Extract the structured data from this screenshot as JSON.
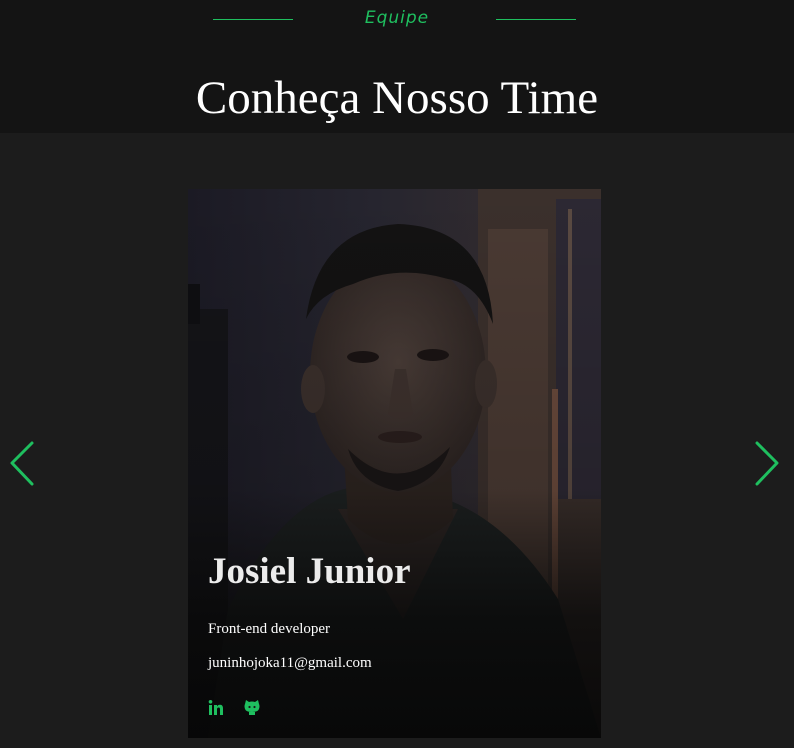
{
  "section": {
    "eyebrow": "Equipe",
    "title": "Conheça Nosso Time"
  },
  "member": {
    "name": "Josiel Junior",
    "role": "Front-end developer",
    "email": "juninhojoka11@gmail.com",
    "photo": "profile-photo"
  },
  "social": {
    "linkedin_icon": "linkedin-icon",
    "github_icon": "github-icon"
  },
  "carousel": {
    "prev_icon": "chevron-left-icon",
    "next_icon": "chevron-right-icon"
  },
  "colors": {
    "accent": "#1fbf5f",
    "background": "#1c1c1c",
    "header_background": "#141414",
    "text": "#ffffff"
  }
}
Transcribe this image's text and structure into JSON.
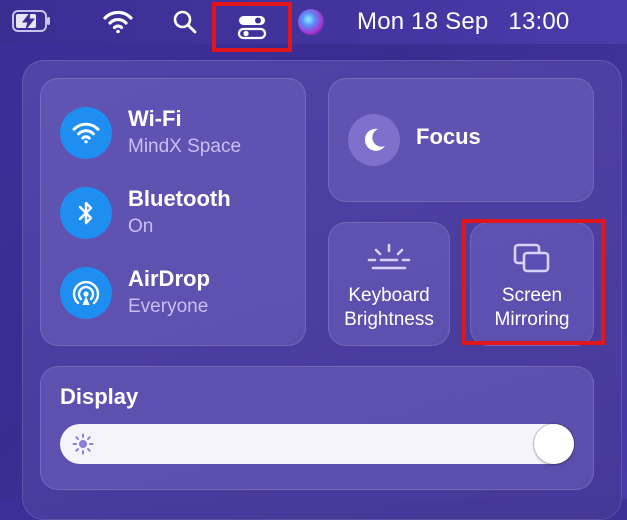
{
  "menubar": {
    "icons": [
      "battery-charging-icon",
      "wifi-icon",
      "search-icon",
      "control-center-icon",
      "siri-icon"
    ],
    "date": "Mon 18 Sep",
    "time": "13:00"
  },
  "control_center": {
    "network": [
      {
        "title": "Wi-Fi",
        "subtitle": "MindX Space",
        "icon": "wifi-icon"
      },
      {
        "title": "Bluetooth",
        "subtitle": "On",
        "icon": "bluetooth-icon"
      },
      {
        "title": "AirDrop",
        "subtitle": "Everyone",
        "icon": "airdrop-icon"
      }
    ],
    "focus": {
      "label": "Focus",
      "icon": "moon-icon"
    },
    "keyboard_brightness": {
      "line1": "Keyboard",
      "line2": "Brightness",
      "icon": "keyboard-brightness-icon"
    },
    "screen_mirroring": {
      "line1": "Screen",
      "line2": "Mirroring",
      "icon": "screen-mirroring-icon"
    },
    "display": {
      "label": "Display",
      "brightness_percent": 100,
      "icon": "sun-icon"
    }
  },
  "colors": {
    "highlight": "#e0161c",
    "network_icon_bg": "#1f8ef1",
    "subtitle": "#c9bff5"
  }
}
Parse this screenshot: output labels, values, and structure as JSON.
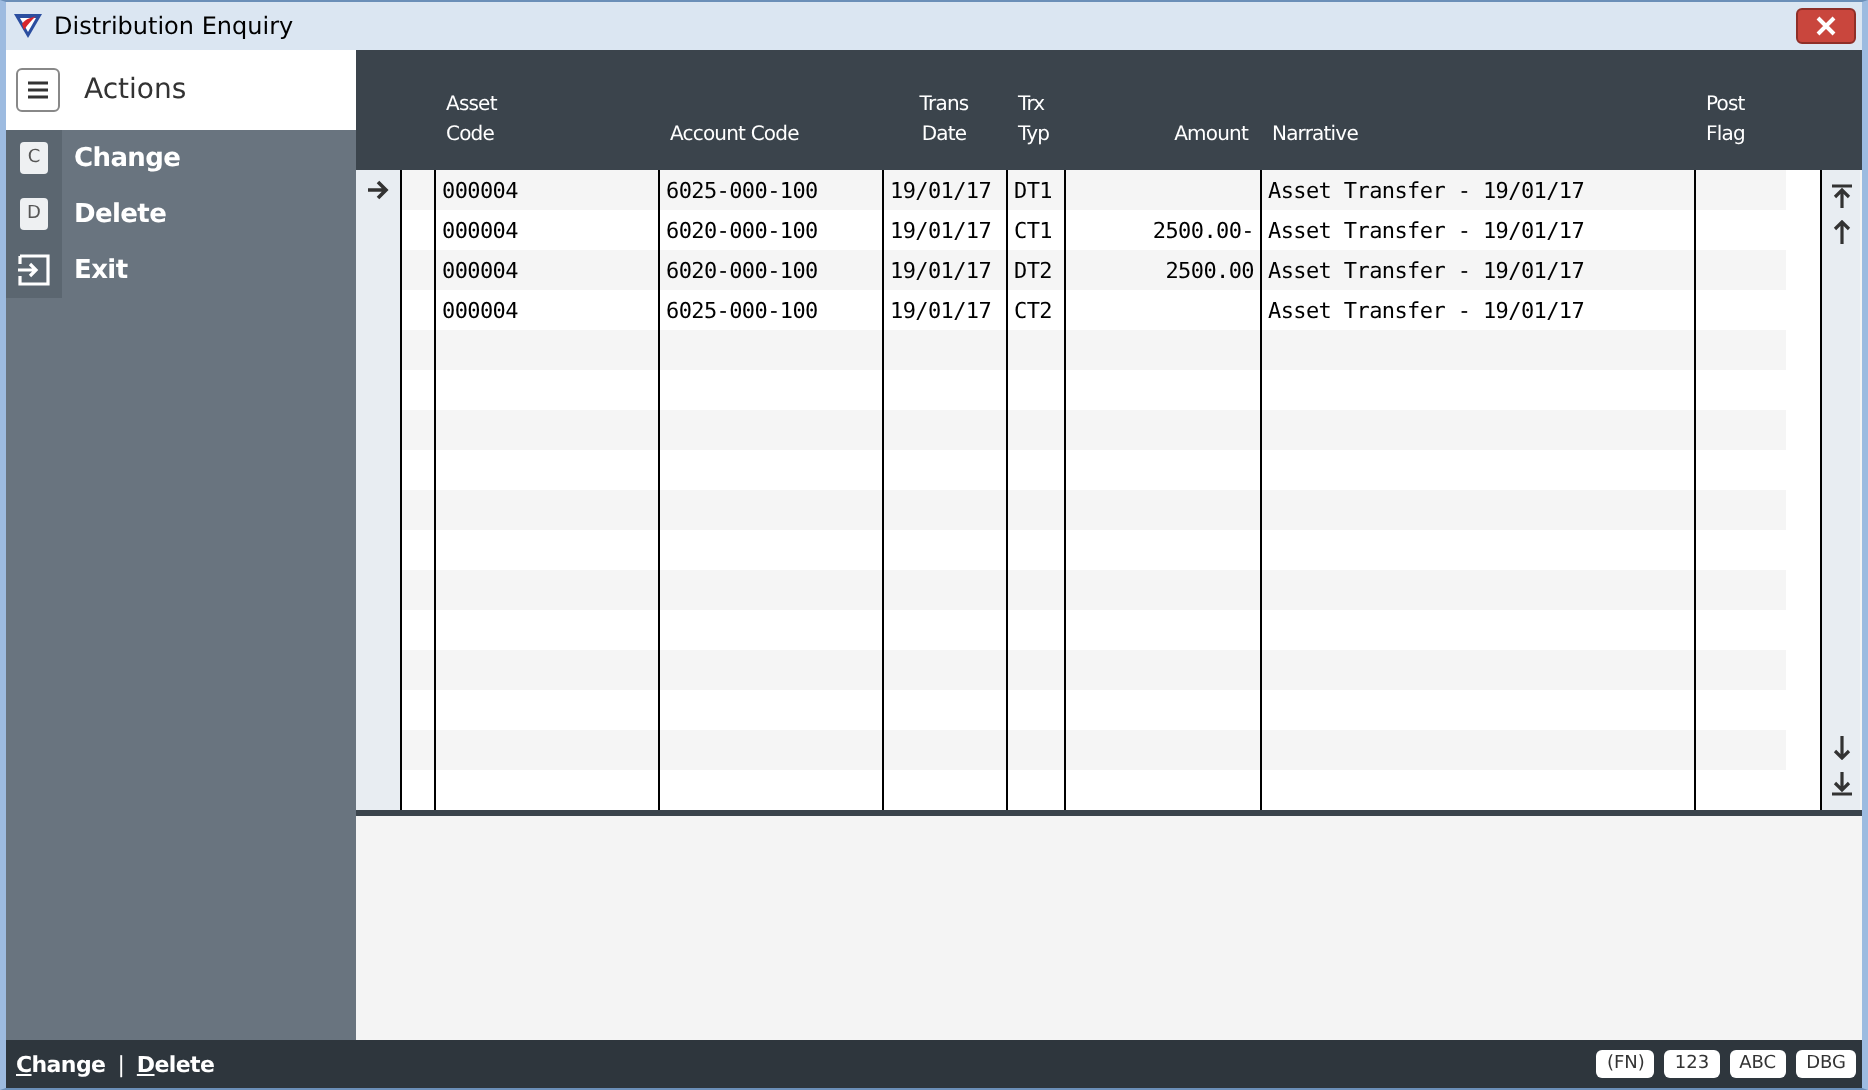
{
  "window": {
    "title": "Distribution Enquiry"
  },
  "sidebar": {
    "title": "Actions",
    "items": [
      {
        "kind": "key",
        "key": "C",
        "label": "Change"
      },
      {
        "kind": "key",
        "key": "D",
        "label": "Delete"
      },
      {
        "kind": "exit",
        "label": "Exit"
      }
    ]
  },
  "table": {
    "columns": [
      {
        "label": "Asset\nCode"
      },
      {
        "label": "Account Code"
      },
      {
        "label": "Trans\nDate"
      },
      {
        "label": "Trx\nTyp"
      },
      {
        "label": "Amount"
      },
      {
        "label": "Narrative"
      },
      {
        "label": "Post\nFlag"
      }
    ],
    "rows": [
      {
        "selected": true,
        "cells": [
          "000004",
          "6025-000-100",
          "19/01/17",
          "DT1",
          "",
          "Asset Transfer - 19/01/17",
          ""
        ]
      },
      {
        "selected": false,
        "cells": [
          "000004",
          "6020-000-100",
          "19/01/17",
          "CT1",
          "2500.00-",
          "Asset Transfer - 19/01/17",
          ""
        ]
      },
      {
        "selected": false,
        "cells": [
          "000004",
          "6020-000-100",
          "19/01/17",
          "DT2",
          "2500.00",
          "Asset Transfer - 19/01/17",
          ""
        ]
      },
      {
        "selected": false,
        "cells": [
          "000004",
          "6025-000-100",
          "19/01/17",
          "CT2",
          "",
          "Asset Transfer - 19/01/17",
          ""
        ]
      }
    ]
  },
  "status_bar": {
    "links": [
      "Change",
      "Delete"
    ],
    "separator": "|",
    "badges": [
      "(FN)",
      "123",
      "ABC",
      "DBG"
    ]
  }
}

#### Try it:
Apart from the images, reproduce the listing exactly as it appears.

#### Solution to the problem:
Extract the structured data from this screenshot as JSON.
{
  "section": {
    "eyebrow": "Equipe",
    "title": "Conheça Nosso Time"
  },
  "member": {
    "name": "Josiel Junior",
    "role": "Front-end developer",
    "email": "juninhojoka11@gmail.com",
    "photo": "profile-photo"
  },
  "social": {
    "linkedin_icon": "linkedin-icon",
    "github_icon": "github-icon"
  },
  "carousel": {
    "prev_icon": "chevron-left-icon",
    "next_icon": "chevron-right-icon"
  },
  "colors": {
    "accent": "#1fbf5f",
    "background": "#1c1c1c",
    "header_background": "#141414",
    "text": "#ffffff"
  }
}
Transcribe this image's text and structure into JSON.
{
  "menubar": {
    "icons": [
      "battery-charging-icon",
      "wifi-icon",
      "search-icon",
      "control-center-icon",
      "siri-icon"
    ],
    "date": "Mon 18 Sep",
    "time": "13:00"
  },
  "control_center": {
    "network": [
      {
        "title": "Wi-Fi",
        "subtitle": "MindX Space",
        "icon": "wifi-icon"
      },
      {
        "title": "Bluetooth",
        "subtitle": "On",
        "icon": "bluetooth-icon"
      },
      {
        "title": "AirDrop",
        "subtitle": "Everyone",
        "icon": "airdrop-icon"
      }
    ],
    "focus": {
      "label": "Focus",
      "icon": "moon-icon"
    },
    "keyboard_brightness": {
      "line1": "Keyboard",
      "line2": "Brightness",
      "icon": "keyboard-brightness-icon"
    },
    "screen_mirroring": {
      "line1": "Screen",
      "line2": "Mirroring",
      "icon": "screen-mirroring-icon"
    },
    "display": {
      "label": "Display",
      "brightness_percent": 100,
      "icon": "sun-icon"
    }
  },
  "colors": {
    "highlight": "#e0161c",
    "network_icon_bg": "#1f8ef1",
    "subtitle": "#c9bff5"
  }
}
Parse this screenshot: output labels, values, and structure as JSON.
{
  "window": {
    "title": "Distribution Enquiry"
  },
  "sidebar": {
    "title": "Actions",
    "items": [
      {
        "kind": "key",
        "key": "C",
        "label": "Change"
      },
      {
        "kind": "key",
        "key": "D",
        "label": "Delete"
      },
      {
        "kind": "exit",
        "label": "Exit"
      }
    ]
  },
  "table": {
    "columns": [
      {
        "label": "Asset\nCode"
      },
      {
        "label": "Account Code"
      },
      {
        "label": "Trans\nDate"
      },
      {
        "label": "Trx\nTyp"
      },
      {
        "label": "Amount"
      },
      {
        "label": "Narrative"
      },
      {
        "label": "Post\nFlag"
      }
    ],
    "rows": [
      {
        "selected": true,
        "cells": [
          "000004",
          "6025-000-100",
          "19/01/17",
          "DT1",
          "",
          "Asset Transfer - 19/01/17",
          ""
        ]
      },
      {
        "selected": false,
        "cells": [
          "000004",
          "6020-000-100",
          "19/01/17",
          "CT1",
          "2500.00-",
          "Asset Transfer - 19/01/17",
          ""
        ]
      },
      {
        "selected": false,
        "cells": [
          "000004",
          "6020-000-100",
          "19/01/17",
          "DT2",
          "2500.00",
          "Asset Transfer - 19/01/17",
          ""
        ]
      },
      {
        "selected": false,
        "cells": [
          "000004",
          "6025-000-100",
          "19/01/17",
          "CT2",
          "",
          "Asset Transfer - 19/01/17",
          ""
        ]
      }
    ]
  },
  "status_bar": {
    "links": [
      "Change",
      "Delete"
    ],
    "separator": "|",
    "badges": [
      "(FN)",
      "123",
      "ABC",
      "DBG"
    ]
  }
}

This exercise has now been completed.